I flinched when they first mentioned the destination - knowing only the war and documentaries from the early 80s. David says, "But now it's the second safest country...." did he say in the world? in Central America? They report that it's a surfer's paradise. She has Fiji as a reference point, the heat, the poverty, what it means to live without phones and electricity. It's clear she can't wait to get back to that kind of life. Spreading her wings, exploring, conjuring up expat business ideas.

Some parents prefer the innocence. Some parents try to keep their kids young as long as possible. I've never been that way. I've loved too much every step forward. The first sitting up, walking, asserting themselves, growing into who they are. This is another big one. Her first big travel adventure. Nicaragua for three weeks. She sends me the first email today, "It's awesome."

Love this song - Beautiful by Damien Marley w/ B. Brown

Maybe it's a little lazy to be posting different internet links rather than writing but so be it. Heard this song earlier today and just fell in love.
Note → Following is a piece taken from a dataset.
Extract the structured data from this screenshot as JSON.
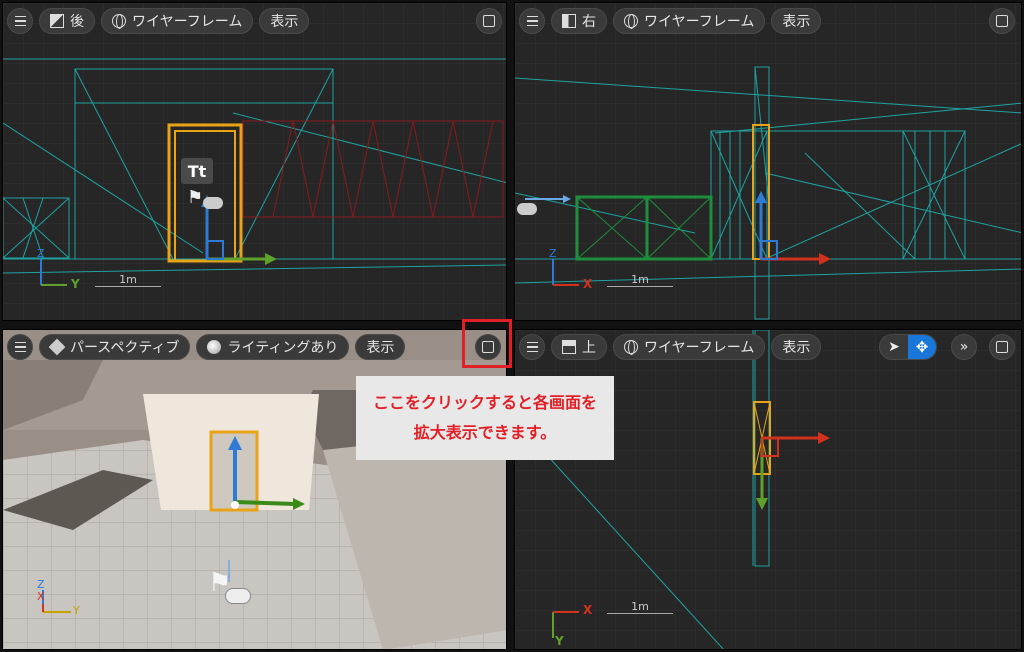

Can't stop playing it:

Monday, June 11, 2007

I actually love this little computer "game" below. Found it by idly checking out the most recent from the Four Eyed Monsters duo. They've been relentless and inventive about promoting their indie feature and themselves since their sxsw premiere in 2005. I missed it at the fest, watched a bit on a screener, was intrigued, got distracted, and ever since have been just watching their attempts at audience building -- never having actually finished the film. I've just been observing their creative moves on Myspace, self-directed theatrical screenings, Second Life and Sundance, now You Tube and They've made their film available this week only for free on You Tube - I believe it's the first feature available that way. And you can buy the download or dvd via They've also got a promotion where if you join using their entree, they get paid $1. I was looking to see the latest total when I ran into this page of DIY promotional ideas, and found this little game. See how successful they are?! I was so intrigued with this little computer graphic game that I've pasted it into my blog and have even been writing about them. At the end of the day it'll be interesting to see how many people pay for the priviledge of seeing their film, how much people like it, and whether money or opportunities will revert back to the duo. In the meantime, I've got to give them a hand exploring all the mediums and working like mad on that never ending question - how to connect creative work with an audience.


......................Watch Episode 7

Thursday, June 07, 2007

Director of the women in art video animation

couldn't get this into my previous post. Sometimes embeds confound me a bit. Don't know anything about the director but here's their page on youtube: eggman913.
eggman films.

Fantastic Women in Art animation on You Tube

My friend Joan just sent me this great youtube piece: Women in Art.

Tuesday, June 05, 2007

Immersed in The Wire

Had a stupid misunderstanding Friday night which left me furious, and alone unexpectedly in the house for the evening. I fumed for a few minutes, then turned my attention to the three seasons of The Wire dvds, sitting, waiting for me, as they have been all year. John spent one week camped in front of the TV last summer, literally doing nothing else but ingesting the three box sets. I started with Season One over xmas, loved it, then got distracted. The borrowed dvds have been waiting ever since. Well this quiet Friday was suddenly the moment. And what a delight to immerse! The Wire is great TV, great drama, great writing, tremendous acting. I'm not quite done, tearing myself away at 3 and 4am, jamming through, loving every second. I'll be sorry when it's done. Same way I feel actually about Liz Gilbert's book, now that I'm closer to the end. It started out great and kept improving. Hard to believe, really, kind of wonderful. So this has been a surprisingly rich moment for input. The Wire - so strong, so adult, so the opposite of babysitting the audience. Back I go. Gratefully.